The Good, and Some Truly Ugly

The good news is that the Elements exhibition in Thousand Oaks has accepted both the pieces I entered: Fire, and Ice & Reflections. That means now I have to finish them; they're both already wet-finished, but now they need hems and hanging rods or stretchers to be ready for delivery on May 1. Fire, in particular, was not designed with an image layout that will allow mounting on canvas stretchers without losing too much of the design, so it really should have hems.

Unfortunately, I have been finding that the arthritis in my hands (especially the right, of course, because I'm right-handed) very emphatically doesn't like to do hand-stitching. Holding and placing pins in a hem, or holding a needle and thread to blind-stitch a hem, is just torture the day after. So I'm exploring other ways of finishing the hemmed pieces.

When I use a canvas stretcher, I back the cloth with a light-weight, non-woven, iron-on interfacing to reinforce the corners and edges so the tension of the cloth against sharp edges of wood doesn't distort the cloth. So I thought, "Why not press back the top and bottom hems, and use iron-on interfacing to hold the hems down and add a little body and crispness to the cloth? That would also avoid the bulk of the twice-turned hems because the stitched raw edges would be completely covered by the interfacing."

Yesterday, I made several small samples, using some pieces of old weave blankets and color samples (each with one turned-up and pressed hem) and several types of iron-on stuff. Not terribly exciting on a visual level, but as test samples, they really work well.



Upper left is something the salesperson at the local quilt store tried to convince me was the perfect material. It's Sulky Totally Stable, which is a tear-away backing intended for machine embroidery. First, it has a really nasty, slick feel reminiscent of butcher paper. And second, it doesn't seem like it'll stay on for a long time (I can easily peel it up, although the salesperson said to just iron it longer and it would be okay). This one is downright ugly - and not even close to the right stuff. Plus, because it's sold in small packages, it's way too expensive.

The middle sample is light-weight Pellon woven interfacing, and it has a nice hand (well, yeah, it's cotton cloth!) and can't be peeled off at all. Because it's woven, though, it has some stretch on the bias so might eventually allow some sagging and stretching.

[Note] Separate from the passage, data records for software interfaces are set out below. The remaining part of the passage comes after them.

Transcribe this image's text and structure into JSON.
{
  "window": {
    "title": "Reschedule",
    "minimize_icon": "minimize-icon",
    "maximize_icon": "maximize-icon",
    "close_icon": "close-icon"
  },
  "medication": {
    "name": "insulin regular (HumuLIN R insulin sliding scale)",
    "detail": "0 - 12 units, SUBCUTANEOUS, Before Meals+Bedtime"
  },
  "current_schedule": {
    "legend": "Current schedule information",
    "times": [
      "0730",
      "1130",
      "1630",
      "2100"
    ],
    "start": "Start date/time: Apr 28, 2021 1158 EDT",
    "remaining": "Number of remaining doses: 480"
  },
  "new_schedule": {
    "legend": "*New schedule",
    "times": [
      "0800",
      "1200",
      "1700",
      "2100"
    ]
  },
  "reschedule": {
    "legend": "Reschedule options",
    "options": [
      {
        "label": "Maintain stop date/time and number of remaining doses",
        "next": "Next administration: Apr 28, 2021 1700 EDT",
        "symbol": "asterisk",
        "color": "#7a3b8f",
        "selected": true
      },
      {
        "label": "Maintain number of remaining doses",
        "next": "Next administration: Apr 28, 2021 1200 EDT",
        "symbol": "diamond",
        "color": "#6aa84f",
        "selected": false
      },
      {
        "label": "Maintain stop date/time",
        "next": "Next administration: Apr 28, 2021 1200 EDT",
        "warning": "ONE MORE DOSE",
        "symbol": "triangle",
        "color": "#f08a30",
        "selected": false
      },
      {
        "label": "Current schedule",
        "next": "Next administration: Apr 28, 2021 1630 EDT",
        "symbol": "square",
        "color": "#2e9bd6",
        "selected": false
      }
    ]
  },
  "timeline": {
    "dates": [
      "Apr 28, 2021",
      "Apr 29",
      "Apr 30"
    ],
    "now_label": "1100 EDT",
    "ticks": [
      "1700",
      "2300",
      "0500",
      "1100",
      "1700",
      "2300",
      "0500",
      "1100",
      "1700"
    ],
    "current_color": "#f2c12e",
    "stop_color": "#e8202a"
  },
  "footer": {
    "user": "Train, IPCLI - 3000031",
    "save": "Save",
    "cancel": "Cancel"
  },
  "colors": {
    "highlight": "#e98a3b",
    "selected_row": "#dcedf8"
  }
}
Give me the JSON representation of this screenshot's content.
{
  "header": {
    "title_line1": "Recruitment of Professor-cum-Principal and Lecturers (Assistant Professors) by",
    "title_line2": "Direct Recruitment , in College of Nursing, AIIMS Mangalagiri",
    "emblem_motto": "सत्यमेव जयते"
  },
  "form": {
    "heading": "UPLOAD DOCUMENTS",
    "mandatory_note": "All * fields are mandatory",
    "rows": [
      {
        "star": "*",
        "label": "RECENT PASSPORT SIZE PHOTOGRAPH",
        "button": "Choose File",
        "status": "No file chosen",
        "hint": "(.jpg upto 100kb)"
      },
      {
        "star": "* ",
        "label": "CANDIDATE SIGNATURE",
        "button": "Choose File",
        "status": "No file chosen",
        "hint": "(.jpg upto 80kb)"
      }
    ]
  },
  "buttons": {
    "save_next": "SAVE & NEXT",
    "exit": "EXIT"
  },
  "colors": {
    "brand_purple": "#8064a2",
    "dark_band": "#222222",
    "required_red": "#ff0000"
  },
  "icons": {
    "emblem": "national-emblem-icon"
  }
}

The lower right sample is Pellon non-woven interfacing a little heavier than what I've been using for the canvas stretcher pieces. It's a little slick feeling, which is obvious from the way it reflects the light from the camera flash. On the plus side, it has very little stretch in any direction, and gives the cloth a nice crisp body. Again, once it's ironed on, it's there. No peeling. Plus, it's less expensive than the woven version. Which may be the deciding factor, especially if I can find it online, or convince one of the local stores to order it by the bolt with a small discount.

Just to end on a bright note, the poppies on the hill behind the house have taken over from the daffodils and are the epitome of cheerful:

3 comments:

bicycledan said...

If you had some nice fabric for the back, could you make your own interfacing, so to speak, by sandwiching it with fusible web and ironing that down? Though I guess you get the issue of hemming the other fabric.
Teena Tuenge

schotanus said...

Hello Sandra

recently I am using the zip gun
instead of needles http://www.thesewbox.com/catalog/item/6827893/6886913.htm
perhaps something for you I like it verry much


Greetings Jolanda

Connie Rose said...

I like your solution to the backing problem. I, too, have difficulty handstitching but it sounds like my hands are not as bad off as yours are these days. It's such poetic injustice, isn't it?
Glad you've got sun down your way, it poured all day here!
Have a great weekend.